If you swallow a bunch of cyanide or breathe in too much carbon monoxide, you are in for a pretty bad time, since both are poisonous to humans. But they may have been instrumental to our very existence - and new evidence suggests both were carried here on meteorites.
In a type of carbon-rich meteorite called carbonaceous chondrites, which bombarded our planet prior to the emergence of life, scientists have found compounds containing cyanide, carbon monoxide, and iron.
It's not the first time cyanide and CO have been discovered in meteorites; but it is the first time that the two have been found binding with iron to form stable compounds.
It's compelling evidence that these compounds were present on Earth before the first single-celled organism squirmed into existence in the primordial ocean. And that means they could have contributed to the mysterious process that let that organism squirm at all.
"When most people think of cyanide, they think of spy movies - a guy swallowing a pill, foaming at the mouth and dying, but cyanide was probably an essential compound for building molecules necessary for life," said biochemist Karen Smith of Boise State University.
It's been thought for years that cyanide could play a role in producing organic compounds found in organisms, and last year scientists at Harvard demonstrated cyanide can produce the simple sugars that form RNA nucleotides - the building blocks of life.
But where did the cyanide come from in Earth's early days? To try to figure this out, Smith and her team devised a new method to extract and measure cyanide from ancient meteorites, and used it on a range of meteorite samples.
They found that the cyanide compounds were only found in a particularly organic-rich class of carbonaceous chondrites called CM chondrites. Other types tested - including a meteorite from Mars - contained no detectable cyanide.
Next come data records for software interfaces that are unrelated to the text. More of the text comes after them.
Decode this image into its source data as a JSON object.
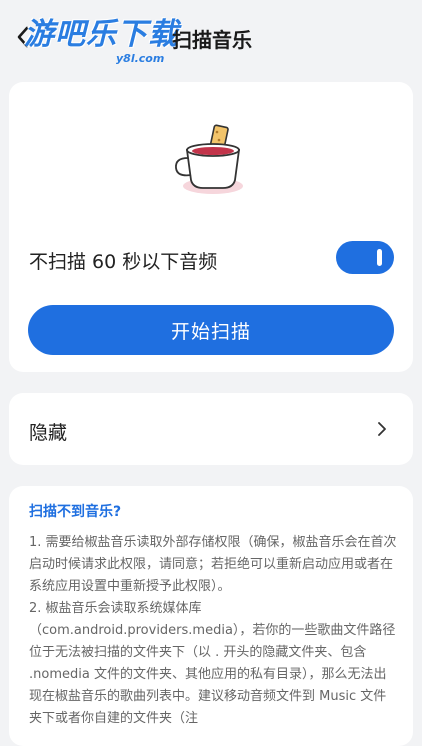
{
  "header": {
    "title": "扫描音乐",
    "watermark_main": "游吧乐下载",
    "watermark_sub": "y8l.com"
  },
  "main": {
    "skip_label": "不扫描 60 秒以下音频",
    "skip_toggle_on": true,
    "scan_button": "开始扫描"
  },
  "hidden": {
    "label": "隐藏"
  },
  "help": {
    "title": "扫描不到音乐?",
    "item1": "1. 需要给椒盐音乐读取外部存储权限（确保，椒盐音乐会在首次启动时候请求此权限，请同意；若拒绝可以重新启动应用或者在系统应用设置中重新授予此权限）。",
    "item2": "2. 椒盐音乐会读取系统媒体库（com.android.providers.media），若你的一些歌曲文件路径位于无法被扫描的文件夹下（以 . 开头的隐藏文件夹、包含 .nomedia 文件的文件夹、其他应用的私有目录），那么无法出现在椒盐音乐的歌曲列表中。建议移动音频文件到 Music 文件夹下或者你自建的文件夹（注"
  },
  "colors": {
    "accent": "#1f6fe0",
    "background": "#f2f3f5"
  }
}
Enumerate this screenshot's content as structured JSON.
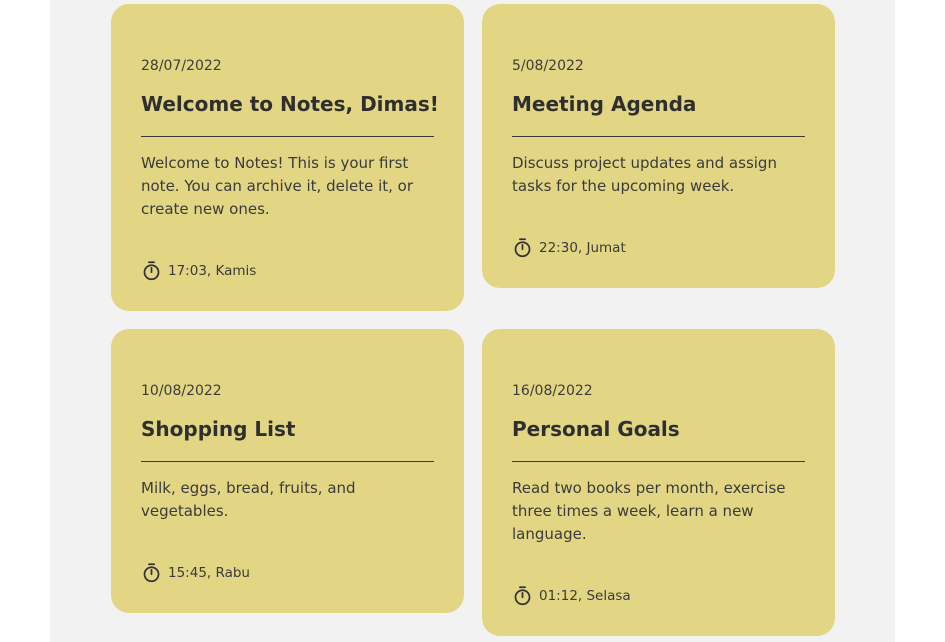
{
  "notes": [
    {
      "date": "28/07/2022",
      "title": "Welcome to Notes, Dimas!",
      "body": "Welcome to Notes! This is your first note. You can archive it, delete it, or create new ones.",
      "time": "17:03, Kamis"
    },
    {
      "date": "5/08/2022",
      "title": "Meeting Agenda",
      "body": "Discuss project updates and assign tasks for the upcoming week.",
      "time": "22:30, Jumat"
    },
    {
      "date": "10/08/2022",
      "title": "Shopping List",
      "body": "Milk, eggs, bread, fruits, and vegetables.",
      "time": "15:45, Rabu"
    },
    {
      "date": "16/08/2022",
      "title": "Personal Goals",
      "body": "Read two books per month, exercise three times a week, learn a new language.",
      "time": "01:12, Selasa"
    }
  ],
  "icons": {
    "time": "timer-icon"
  },
  "colors": {
    "card": "#e2d584",
    "board": "#f2f2f2"
  }
}
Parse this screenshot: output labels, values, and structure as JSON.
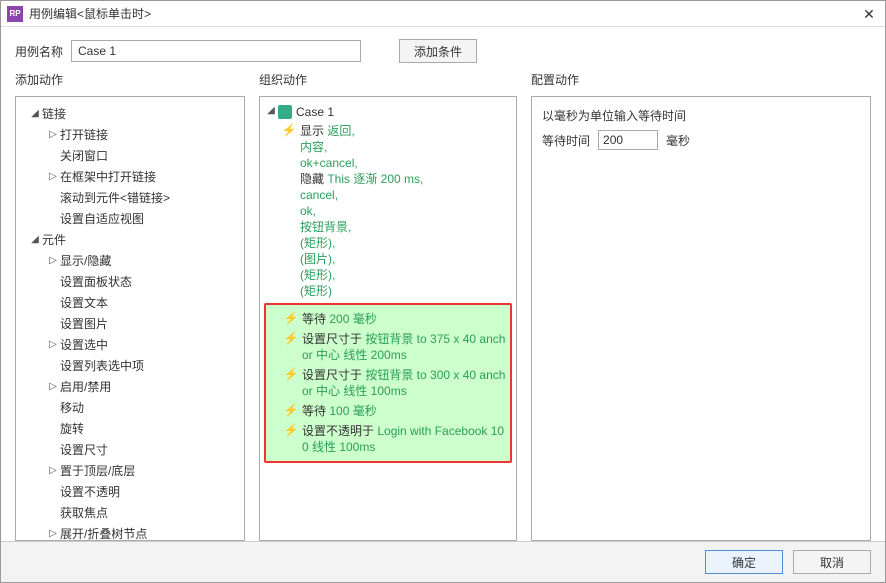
{
  "titlebar": {
    "app_icon": "RP",
    "title": "用例编辑<鼠标单击时>",
    "close": "✕"
  },
  "case_name_label": "用例名称",
  "case_name_value": "Case 1",
  "add_condition_btn": "添加条件",
  "section_labels": {
    "add_action": "添加动作",
    "organize_action": "组织动作",
    "config_action": "配置动作"
  },
  "action_tree": {
    "group1": {
      "label": "链接"
    },
    "items1": [
      {
        "caret": "▷",
        "label": "打开链接"
      },
      {
        "caret": "",
        "label": "关闭窗口"
      },
      {
        "caret": "▷",
        "label": "在框架中打开链接"
      },
      {
        "caret": "",
        "label": "滚动到元件<错链接>"
      },
      {
        "caret": "",
        "label": "设置自适应视图"
      }
    ],
    "group2": {
      "label": "元件"
    },
    "items2": [
      {
        "caret": "▷",
        "label": "显示/隐藏"
      },
      {
        "caret": "",
        "label": "设置面板状态"
      },
      {
        "caret": "",
        "label": "设置文本"
      },
      {
        "caret": "",
        "label": "设置图片"
      },
      {
        "caret": "▷",
        "label": "设置选中"
      },
      {
        "caret": "",
        "label": "设置列表选中项"
      },
      {
        "caret": "▷",
        "label": "启用/禁用"
      },
      {
        "caret": "",
        "label": "移动"
      },
      {
        "caret": "",
        "label": "旋转"
      },
      {
        "caret": "",
        "label": "设置尺寸"
      },
      {
        "caret": "▷",
        "label": "置于顶层/底层"
      },
      {
        "caret": "",
        "label": "设置不透明"
      },
      {
        "caret": "",
        "label": "获取焦点"
      },
      {
        "caret": "▷",
        "label": "展开/折叠树节点"
      }
    ]
  },
  "organize": {
    "case_label": "Case 1",
    "first_action": {
      "prefix": "显示 ",
      "lines": [
        "返回,",
        "内容,",
        "ok+cancel,",
        {
          "t1": "隐藏 ",
          "t2": "This 逐渐 200 ms,"
        },
        "cancel,",
        "ok,",
        "按钮背景,",
        "(矩形),",
        "(图片),",
        "(矩形),",
        "(矩形)"
      ]
    },
    "hl_actions": [
      {
        "p": "等待 ",
        "g": "200 毫秒"
      },
      {
        "p": "设置尺寸于 ",
        "g": "按钮背景 to 375 x 40 anchor 中心 线性 200ms"
      },
      {
        "p": "设置尺寸于 ",
        "g": "按钮背景 to 300 x 40 anchor 中心 线性 100ms"
      },
      {
        "p": "等待 ",
        "g": "100 毫秒"
      },
      {
        "p": "设置不透明于 ",
        "g": "Login with Facebook 100 线性 100ms"
      }
    ]
  },
  "config": {
    "heading": "以毫秒为单位输入等待时间",
    "wait_label": "等待时间",
    "wait_value": "200",
    "wait_unit": "毫秒"
  },
  "footer": {
    "ok": "确定",
    "cancel": "取消"
  }
}
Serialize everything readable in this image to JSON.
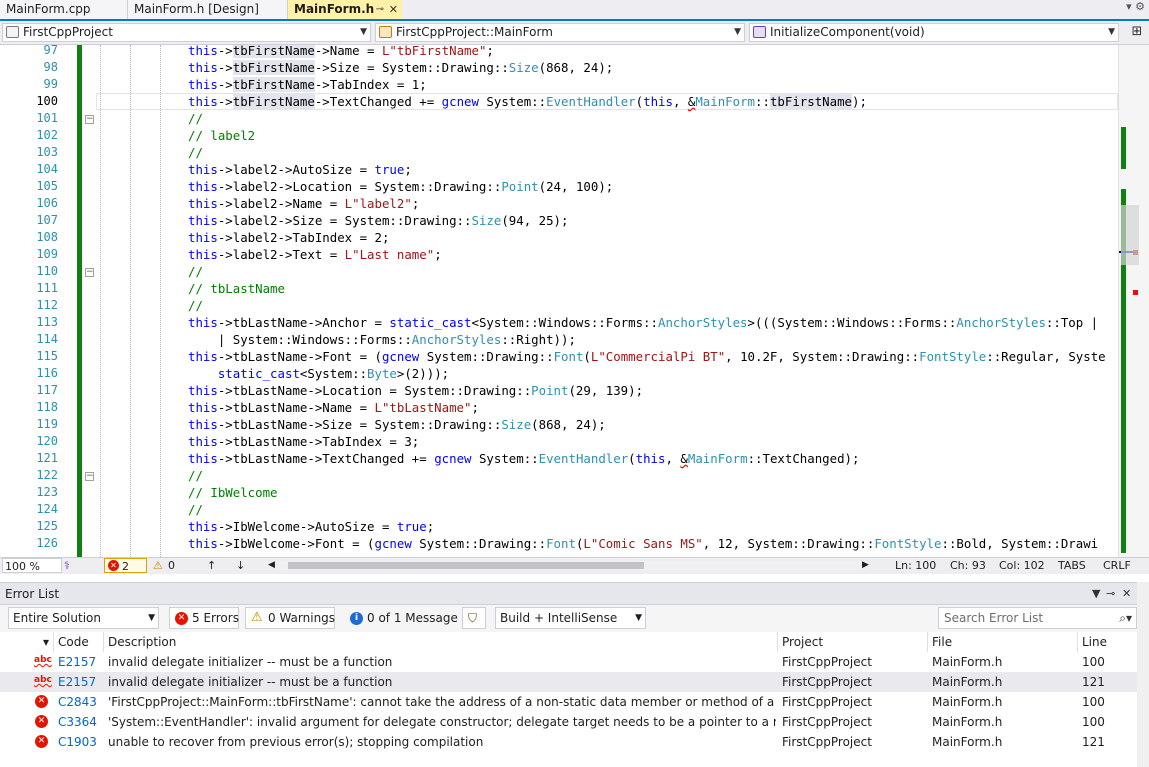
{
  "tabs": [
    {
      "label": "MainForm.cpp",
      "active": false
    },
    {
      "label": "MainForm.h [Design]",
      "active": false
    },
    {
      "label": "MainForm.h",
      "active": true
    }
  ],
  "tab_icons": {
    "pin": "pin-icon",
    "close": "close-icon"
  },
  "navbar": {
    "project": "FirstCppProject",
    "class": "FirstCppProject::MainForm",
    "member": "InitializeComponent(void)"
  },
  "editor": {
    "current_line": 100,
    "lines": [
      {
        "n": "97"
      },
      {
        "n": "98"
      },
      {
        "n": "99"
      },
      {
        "n": "100"
      },
      {
        "n": "101"
      },
      {
        "n": "102"
      },
      {
        "n": "103"
      },
      {
        "n": "104"
      },
      {
        "n": "105"
      },
      {
        "n": "106"
      },
      {
        "n": "107"
      },
      {
        "n": "108"
      },
      {
        "n": "109"
      },
      {
        "n": "110"
      },
      {
        "n": "111"
      },
      {
        "n": "112"
      },
      {
        "n": "113"
      },
      {
        "n": "114"
      },
      {
        "n": "115"
      },
      {
        "n": "116"
      },
      {
        "n": "117"
      },
      {
        "n": "118"
      },
      {
        "n": "119"
      },
      {
        "n": "120"
      },
      {
        "n": "121"
      },
      {
        "n": "122"
      },
      {
        "n": "123"
      },
      {
        "n": "124"
      },
      {
        "n": "125"
      },
      {
        "n": "126"
      }
    ]
  },
  "editor_status": {
    "zoom": "100 %",
    "errors": "2",
    "warnings": "0",
    "ln": "Ln: 100",
    "ch": "Ch: 93",
    "col": "Col: 102",
    "tabs": "TABS",
    "eol": "CRLF"
  },
  "error_list": {
    "title": "Error List",
    "scope": "Entire Solution",
    "errors_btn": "5 Errors",
    "warnings_btn": "0 Warnings",
    "messages_btn": "0 of 1 Message",
    "build_filter": "Build + IntelliSense",
    "search_placeholder": "Search Error List",
    "columns": {
      "code": "Code",
      "description": "Description",
      "project": "Project",
      "file": "File",
      "line": "Line"
    },
    "rows": [
      {
        "kind": "intellisense",
        "code": "E2157",
        "description": "invalid delegate initializer -- must be a function",
        "project": "FirstCppProject",
        "file": "MainForm.h",
        "line": "100"
      },
      {
        "kind": "intellisense",
        "code": "E2157",
        "description": "invalid delegate initializer -- must be a function",
        "project": "FirstCppProject",
        "file": "MainForm.h",
        "line": "121"
      },
      {
        "kind": "error",
        "code": "C2843",
        "description": "'FirstCppProject::MainForm::tbFirstName': cannot take the address of a non-static data member or method of a managed type",
        "project": "FirstCppProject",
        "file": "MainForm.h",
        "line": "100"
      },
      {
        "kind": "error",
        "code": "C3364",
        "description": "'System::EventHandler': invalid argument for delegate constructor; delegate target needs to be a pointer to a member function",
        "project": "FirstCppProject",
        "file": "MainForm.h",
        "line": "100"
      },
      {
        "kind": "error",
        "code": "C1903",
        "description": "unable to recover from previous error(s); stopping compilation",
        "project": "FirstCppProject",
        "file": "MainForm.h",
        "line": "121"
      }
    ]
  },
  "colors": {
    "accent": "#007acc",
    "active_tab": "#fff1a8",
    "error": "#e51400",
    "changebar": "#108010"
  }
}
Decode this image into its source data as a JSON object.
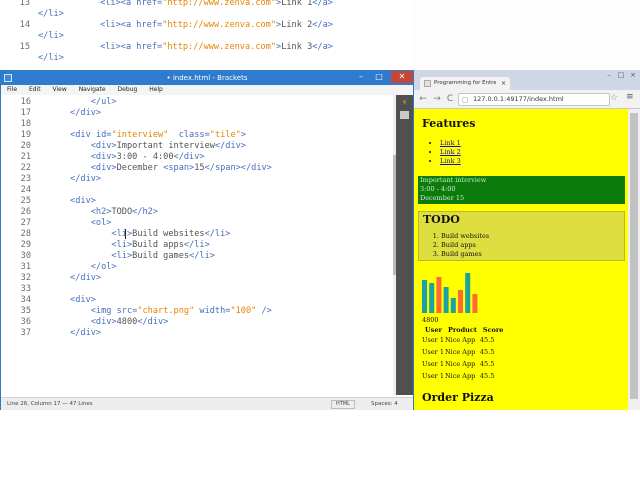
{
  "top_code": [
    {
      "ln": "13",
      "code": [
        {
          "c": "tag",
          "t": "            <li><a href="
        },
        {
          "c": "str",
          "t": "\"http://www.zenva.com\""
        },
        {
          "c": "tag",
          "t": ">"
        },
        {
          "c": "txt",
          "t": "Link 1"
        },
        {
          "c": "tag",
          "t": "</a>"
        }
      ]
    },
    {
      "ln": "",
      "code": [
        {
          "c": "tag",
          "t": "</li>"
        }
      ]
    },
    {
      "ln": "14",
      "code": [
        {
          "c": "tag",
          "t": "            <li><a href="
        },
        {
          "c": "str",
          "t": "\"http://www.zenva.com\""
        },
        {
          "c": "tag",
          "t": ">"
        },
        {
          "c": "txt",
          "t": "Link 2"
        },
        {
          "c": "tag",
          "t": "</a>"
        }
      ]
    },
    {
      "ln": "",
      "code": [
        {
          "c": "tag",
          "t": "</li>"
        }
      ]
    },
    {
      "ln": "15",
      "code": [
        {
          "c": "tag",
          "t": "            <li><a href="
        },
        {
          "c": "str",
          "t": "\"http://www.zenva.com\""
        },
        {
          "c": "tag",
          "t": ">"
        },
        {
          "c": "txt",
          "t": "Link 3"
        },
        {
          "c": "tag",
          "t": "</a>"
        }
      ]
    },
    {
      "ln": "",
      "code": [
        {
          "c": "tag",
          "t": "</li>"
        }
      ]
    }
  ],
  "brackets": {
    "title": "• index.html - Brackets",
    "menu": [
      "File",
      "Edit",
      "View",
      "Navigate",
      "Debug",
      "Help"
    ],
    "min": "–",
    "max": "□",
    "close": "✕",
    "status_position": "Line 26, Column 17 — 47 Lines",
    "status_lang": "HTML",
    "status_spaces": "Spaces: 4"
  },
  "editor_lines": [
    {
      "ln": "16",
      "code": [
        {
          "c": "tag",
          "t": "          </ul>"
        }
      ]
    },
    {
      "ln": "17",
      "code": [
        {
          "c": "tag",
          "t": "      </div>"
        }
      ]
    },
    {
      "ln": "18",
      "code": []
    },
    {
      "ln": "19",
      "code": [
        {
          "c": "tag",
          "t": "      <div id="
        },
        {
          "c": "str",
          "t": "\"interview\""
        },
        {
          "c": "tag",
          "t": "  class="
        },
        {
          "c": "str",
          "t": "\"tile\""
        },
        {
          "c": "tag",
          "t": ">"
        }
      ]
    },
    {
      "ln": "20",
      "code": [
        {
          "c": "tag",
          "t": "          <div>"
        },
        {
          "c": "txt",
          "t": "Important interview"
        },
        {
          "c": "tag",
          "t": "</div>"
        }
      ]
    },
    {
      "ln": "21",
      "code": [
        {
          "c": "tag",
          "t": "          <div>"
        },
        {
          "c": "txt",
          "t": "3:00 - 4:00"
        },
        {
          "c": "tag",
          "t": "</div>"
        }
      ]
    },
    {
      "ln": "22",
      "code": [
        {
          "c": "tag",
          "t": "          <div>"
        },
        {
          "c": "txt",
          "t": "December "
        },
        {
          "c": "tag",
          "t": "<span>"
        },
        {
          "c": "txt",
          "t": "15"
        },
        {
          "c": "tag",
          "t": "</span></div>"
        }
      ]
    },
    {
      "ln": "23",
      "code": [
        {
          "c": "tag",
          "t": "      </div>"
        }
      ]
    },
    {
      "ln": "24",
      "code": []
    },
    {
      "ln": "25",
      "code": [
        {
          "c": "tag",
          "t": "      <div>"
        }
      ]
    },
    {
      "ln": "26",
      "code": [
        {
          "c": "tag",
          "t": "          <h2>"
        },
        {
          "c": "txt",
          "t": "TODO"
        },
        {
          "c": "tag",
          "t": "</h2>"
        }
      ]
    },
    {
      "ln": "27",
      "code": [
        {
          "c": "tag",
          "t": "          <ol>"
        }
      ]
    },
    {
      "ln": "28",
      "code": [
        {
          "c": "tag",
          "t": "              <li>"
        },
        {
          "c": "txt",
          "t": "Build websites"
        },
        {
          "c": "tag",
          "t": "</li>"
        }
      ]
    },
    {
      "ln": "29",
      "code": [
        {
          "c": "tag",
          "t": "              <li>"
        },
        {
          "c": "txt",
          "t": "Build apps"
        },
        {
          "c": "tag",
          "t": "</li>"
        }
      ]
    },
    {
      "ln": "30",
      "code": [
        {
          "c": "tag",
          "t": "              <li>"
        },
        {
          "c": "txt",
          "t": "Build games"
        },
        {
          "c": "tag",
          "t": "</li>"
        }
      ]
    },
    {
      "ln": "31",
      "code": [
        {
          "c": "tag",
          "t": "          </ol>"
        }
      ]
    },
    {
      "ln": "32",
      "code": [
        {
          "c": "tag",
          "t": "      </div>"
        }
      ]
    },
    {
      "ln": "33",
      "code": []
    },
    {
      "ln": "34",
      "code": [
        {
          "c": "tag",
          "t": "      <div>"
        }
      ]
    },
    {
      "ln": "35",
      "code": [
        {
          "c": "tag",
          "t": "          <img src="
        },
        {
          "c": "str",
          "t": "\"chart.png\""
        },
        {
          "c": "tag",
          "t": " width="
        },
        {
          "c": "str",
          "t": "\"100\""
        },
        {
          "c": "tag",
          "t": " />"
        }
      ]
    },
    {
      "ln": "36",
      "code": [
        {
          "c": "tag",
          "t": "          <div>"
        },
        {
          "c": "txt",
          "t": "4800"
        },
        {
          "c": "tag",
          "t": "</div>"
        }
      ]
    },
    {
      "ln": "37",
      "code": [
        {
          "c": "tag",
          "t": "      </div>"
        }
      ]
    }
  ],
  "browser": {
    "tab_title": "Programming for Entrepr",
    "tab_close": "×",
    "url": "127.0.0.1:49177/index.html",
    "back": "←",
    "forward": "→",
    "reload": "C",
    "star": "☆",
    "menu": "≡"
  },
  "page": {
    "features_heading": "Features",
    "links": [
      "Link 1",
      "Link 2",
      "Link 3"
    ],
    "interview": [
      "Important interview",
      "3:00 - 4:00",
      "December 15"
    ],
    "todo_heading": "TODO",
    "todo_items": [
      "Build websites",
      "Build apps",
      "Build games"
    ],
    "chart_value": "4800",
    "table_headers": [
      "User",
      "Product",
      "Score"
    ],
    "table_rows": [
      [
        "User 1",
        "Nice App",
        "45.5"
      ],
      [
        "User 1",
        "Nice App",
        "45.5"
      ],
      [
        "User 1",
        "Nice App",
        "45.5"
      ],
      [
        "User 1",
        "Nice App",
        "45.5"
      ]
    ],
    "order_heading": "Order Pizza"
  },
  "chart_image": {
    "bars": [
      {
        "value": 0.78,
        "color": "#1aa3a3"
      },
      {
        "value": 0.72,
        "color": "#1aa3a3"
      },
      {
        "value": 0.86,
        "color": "#ff6a33"
      },
      {
        "value": 0.62,
        "color": "#1aa3a3"
      },
      {
        "value": 0.36,
        "color": "#1aa3a3"
      },
      {
        "value": 0.54,
        "color": "#ff6a33"
      },
      {
        "value": 0.96,
        "color": "#1aa3a3"
      },
      {
        "value": 0.46,
        "color": "#ff6a33"
      }
    ]
  },
  "colors": {
    "page_bg": "#ffff00",
    "interview_bg": "#0b7c0b",
    "todo_bg": "#dede40",
    "brackets_title": "#2e7bcf"
  }
}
Using high-resolution liquid chromatography-mass spectrometry, they analysed the chemical composition of their samples, and found two distinct compounds of iron, cyanide and carbon monoxide, called iron cyano-carbonyl complexes.
"One of the most interesting observations from our study is that these iron cyano-carbonyl complexes resemble portions of the active sites of hydrogenases, which have a very distinct structure," said biochemist Mike Callahan of Boise State University.
Hydrogenases are enzymes found in most modern bacteria and archaea that break down hydrogen. It's thought that they date back to the dawn of life, when Earth's atmosphere was possibly much richer in hydrogen than it is now.
Although the enzymes themselves are quite large in size, the active region within them where the chemical reactions take place is a much smaller metal-organic compound. This is what the meteorite cyanide compounds resemble, the researchers said.
"Cyanide and carbon monoxide attached to a metal are unusual and rare in enzymes. Hydrogenases are the exception. When you compare the structure of these iron cyano-carbonyl complexes in meteorites to these active sites in hydrogenases, it makes you wonder if there was a link between the two," Smith said.
"It's possible that iron cyano-carbonyl complexes may have been a precursor to these active sites and later incorporated into proteins billions of years ago. These complexes probably acted as sources of cyanide on early Earth as well."
NASA currently has a spacecraft visiting the asteroid Bennu far from Earth. As part of its survey, it will be collecting a sample and returning it to Earth. The team hopes to be able to use their technique to determine if Bennu can be linked to those CM chondrites from long ago.
The research has been published in Nature Communications.